Page and application data records:
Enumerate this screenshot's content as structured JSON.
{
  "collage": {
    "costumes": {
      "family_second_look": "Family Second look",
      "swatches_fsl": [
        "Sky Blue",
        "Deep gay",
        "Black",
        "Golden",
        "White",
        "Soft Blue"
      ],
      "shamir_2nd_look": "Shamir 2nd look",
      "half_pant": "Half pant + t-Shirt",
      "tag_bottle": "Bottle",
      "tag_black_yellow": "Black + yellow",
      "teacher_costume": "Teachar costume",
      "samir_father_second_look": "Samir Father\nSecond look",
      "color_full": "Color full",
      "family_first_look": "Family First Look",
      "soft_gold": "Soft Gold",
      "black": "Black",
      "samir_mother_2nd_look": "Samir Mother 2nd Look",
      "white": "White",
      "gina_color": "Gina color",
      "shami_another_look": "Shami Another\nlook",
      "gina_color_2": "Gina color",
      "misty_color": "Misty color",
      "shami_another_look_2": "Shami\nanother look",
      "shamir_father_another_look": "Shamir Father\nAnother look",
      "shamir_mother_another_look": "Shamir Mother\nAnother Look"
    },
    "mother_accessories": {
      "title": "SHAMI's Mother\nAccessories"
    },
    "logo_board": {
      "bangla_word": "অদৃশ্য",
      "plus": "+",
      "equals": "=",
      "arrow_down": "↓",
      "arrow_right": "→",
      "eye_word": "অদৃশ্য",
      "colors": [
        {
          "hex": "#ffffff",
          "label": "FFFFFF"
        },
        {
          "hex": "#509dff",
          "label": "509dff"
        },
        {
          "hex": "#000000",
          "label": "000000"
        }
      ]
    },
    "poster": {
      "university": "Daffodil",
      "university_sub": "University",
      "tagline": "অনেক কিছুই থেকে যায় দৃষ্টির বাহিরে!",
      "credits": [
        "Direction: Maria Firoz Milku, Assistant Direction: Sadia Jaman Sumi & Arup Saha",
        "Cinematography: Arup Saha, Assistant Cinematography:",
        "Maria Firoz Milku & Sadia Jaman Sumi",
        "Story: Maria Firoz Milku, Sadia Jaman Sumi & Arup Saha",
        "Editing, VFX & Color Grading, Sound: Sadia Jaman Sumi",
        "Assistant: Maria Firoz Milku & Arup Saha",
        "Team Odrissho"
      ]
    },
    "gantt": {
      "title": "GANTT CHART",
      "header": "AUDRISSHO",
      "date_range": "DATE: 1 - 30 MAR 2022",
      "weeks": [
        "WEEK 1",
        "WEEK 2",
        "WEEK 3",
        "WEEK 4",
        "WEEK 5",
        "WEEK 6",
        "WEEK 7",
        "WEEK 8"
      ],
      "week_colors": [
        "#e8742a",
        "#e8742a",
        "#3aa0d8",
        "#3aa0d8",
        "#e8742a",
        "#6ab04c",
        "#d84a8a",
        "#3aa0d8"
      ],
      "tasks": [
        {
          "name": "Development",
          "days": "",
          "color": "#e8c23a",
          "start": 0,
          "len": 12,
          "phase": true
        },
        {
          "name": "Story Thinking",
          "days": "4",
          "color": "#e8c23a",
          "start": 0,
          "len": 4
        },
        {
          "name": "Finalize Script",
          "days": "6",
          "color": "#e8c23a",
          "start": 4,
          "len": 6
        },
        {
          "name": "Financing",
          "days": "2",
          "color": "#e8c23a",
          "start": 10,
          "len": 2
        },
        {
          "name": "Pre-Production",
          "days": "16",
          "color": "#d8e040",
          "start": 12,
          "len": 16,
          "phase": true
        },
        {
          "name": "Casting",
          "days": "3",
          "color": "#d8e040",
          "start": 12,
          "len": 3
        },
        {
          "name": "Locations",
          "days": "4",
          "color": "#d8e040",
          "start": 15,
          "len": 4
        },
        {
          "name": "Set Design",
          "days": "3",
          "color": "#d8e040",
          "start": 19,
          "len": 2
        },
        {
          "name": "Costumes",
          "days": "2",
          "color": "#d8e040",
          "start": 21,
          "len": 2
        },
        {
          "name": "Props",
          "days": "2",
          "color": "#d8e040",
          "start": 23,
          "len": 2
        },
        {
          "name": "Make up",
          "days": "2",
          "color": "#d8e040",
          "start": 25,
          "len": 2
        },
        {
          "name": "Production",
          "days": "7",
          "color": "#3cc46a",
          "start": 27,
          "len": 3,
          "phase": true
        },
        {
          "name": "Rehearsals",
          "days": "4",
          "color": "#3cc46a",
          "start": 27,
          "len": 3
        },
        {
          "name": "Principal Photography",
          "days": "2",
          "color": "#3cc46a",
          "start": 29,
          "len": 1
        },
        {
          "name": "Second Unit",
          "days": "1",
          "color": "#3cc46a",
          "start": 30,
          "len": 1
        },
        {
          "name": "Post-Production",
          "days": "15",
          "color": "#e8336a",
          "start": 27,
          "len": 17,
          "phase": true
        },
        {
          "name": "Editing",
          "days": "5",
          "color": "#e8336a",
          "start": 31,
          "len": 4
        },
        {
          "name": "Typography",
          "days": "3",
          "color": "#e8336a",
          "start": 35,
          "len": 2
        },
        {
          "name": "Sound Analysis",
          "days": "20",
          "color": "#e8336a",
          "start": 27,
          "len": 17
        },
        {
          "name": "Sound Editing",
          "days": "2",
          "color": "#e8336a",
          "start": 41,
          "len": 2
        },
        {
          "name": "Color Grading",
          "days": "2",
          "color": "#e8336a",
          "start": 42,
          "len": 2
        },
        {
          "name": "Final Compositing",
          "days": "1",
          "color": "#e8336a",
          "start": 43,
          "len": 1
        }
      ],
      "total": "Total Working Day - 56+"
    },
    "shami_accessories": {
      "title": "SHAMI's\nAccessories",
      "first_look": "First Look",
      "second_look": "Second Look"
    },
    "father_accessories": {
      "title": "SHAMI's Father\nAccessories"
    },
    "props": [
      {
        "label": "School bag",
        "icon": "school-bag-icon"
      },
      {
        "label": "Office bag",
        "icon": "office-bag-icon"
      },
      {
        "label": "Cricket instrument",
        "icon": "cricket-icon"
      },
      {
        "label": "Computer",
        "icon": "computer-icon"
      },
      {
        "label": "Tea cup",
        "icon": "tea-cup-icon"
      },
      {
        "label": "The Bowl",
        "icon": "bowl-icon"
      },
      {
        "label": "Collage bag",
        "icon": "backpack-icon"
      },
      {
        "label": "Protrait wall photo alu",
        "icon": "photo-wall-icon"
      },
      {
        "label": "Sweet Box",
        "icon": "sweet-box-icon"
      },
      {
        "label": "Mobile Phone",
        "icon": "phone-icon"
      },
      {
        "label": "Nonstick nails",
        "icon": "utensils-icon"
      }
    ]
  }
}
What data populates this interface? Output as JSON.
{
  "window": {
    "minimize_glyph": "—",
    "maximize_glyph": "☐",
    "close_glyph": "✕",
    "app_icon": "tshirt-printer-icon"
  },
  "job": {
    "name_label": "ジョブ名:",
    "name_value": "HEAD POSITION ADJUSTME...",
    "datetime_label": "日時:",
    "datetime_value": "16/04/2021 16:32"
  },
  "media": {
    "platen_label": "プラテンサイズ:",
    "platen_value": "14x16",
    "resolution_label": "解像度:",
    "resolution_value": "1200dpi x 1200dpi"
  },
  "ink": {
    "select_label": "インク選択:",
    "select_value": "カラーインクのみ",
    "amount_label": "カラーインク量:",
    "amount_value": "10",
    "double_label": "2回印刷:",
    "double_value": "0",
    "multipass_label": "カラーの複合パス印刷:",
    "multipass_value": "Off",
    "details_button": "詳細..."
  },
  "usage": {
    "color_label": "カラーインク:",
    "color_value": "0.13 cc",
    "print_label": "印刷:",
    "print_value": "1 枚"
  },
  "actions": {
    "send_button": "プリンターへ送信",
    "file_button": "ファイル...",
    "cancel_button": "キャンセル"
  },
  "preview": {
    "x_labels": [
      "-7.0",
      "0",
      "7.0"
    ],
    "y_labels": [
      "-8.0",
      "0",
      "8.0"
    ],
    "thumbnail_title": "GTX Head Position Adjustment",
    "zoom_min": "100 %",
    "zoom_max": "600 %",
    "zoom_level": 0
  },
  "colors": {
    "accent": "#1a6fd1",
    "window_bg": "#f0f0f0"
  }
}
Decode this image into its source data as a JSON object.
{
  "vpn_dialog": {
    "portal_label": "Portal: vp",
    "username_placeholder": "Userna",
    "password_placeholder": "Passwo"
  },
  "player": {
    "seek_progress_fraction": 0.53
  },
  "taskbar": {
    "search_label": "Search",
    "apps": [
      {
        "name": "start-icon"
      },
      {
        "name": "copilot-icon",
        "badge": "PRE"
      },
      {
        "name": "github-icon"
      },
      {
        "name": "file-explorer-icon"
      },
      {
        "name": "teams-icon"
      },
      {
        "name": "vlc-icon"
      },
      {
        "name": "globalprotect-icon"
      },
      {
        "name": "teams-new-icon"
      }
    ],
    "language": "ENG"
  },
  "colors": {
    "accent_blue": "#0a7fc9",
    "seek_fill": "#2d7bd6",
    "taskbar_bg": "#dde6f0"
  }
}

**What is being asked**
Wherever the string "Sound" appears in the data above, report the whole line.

**Solution below**
        "Editing, VFX & Color Grading, Sound: Sadia Jaman Sumi",
          "name": "Sound Analysis",
          "name": "Sound Editing",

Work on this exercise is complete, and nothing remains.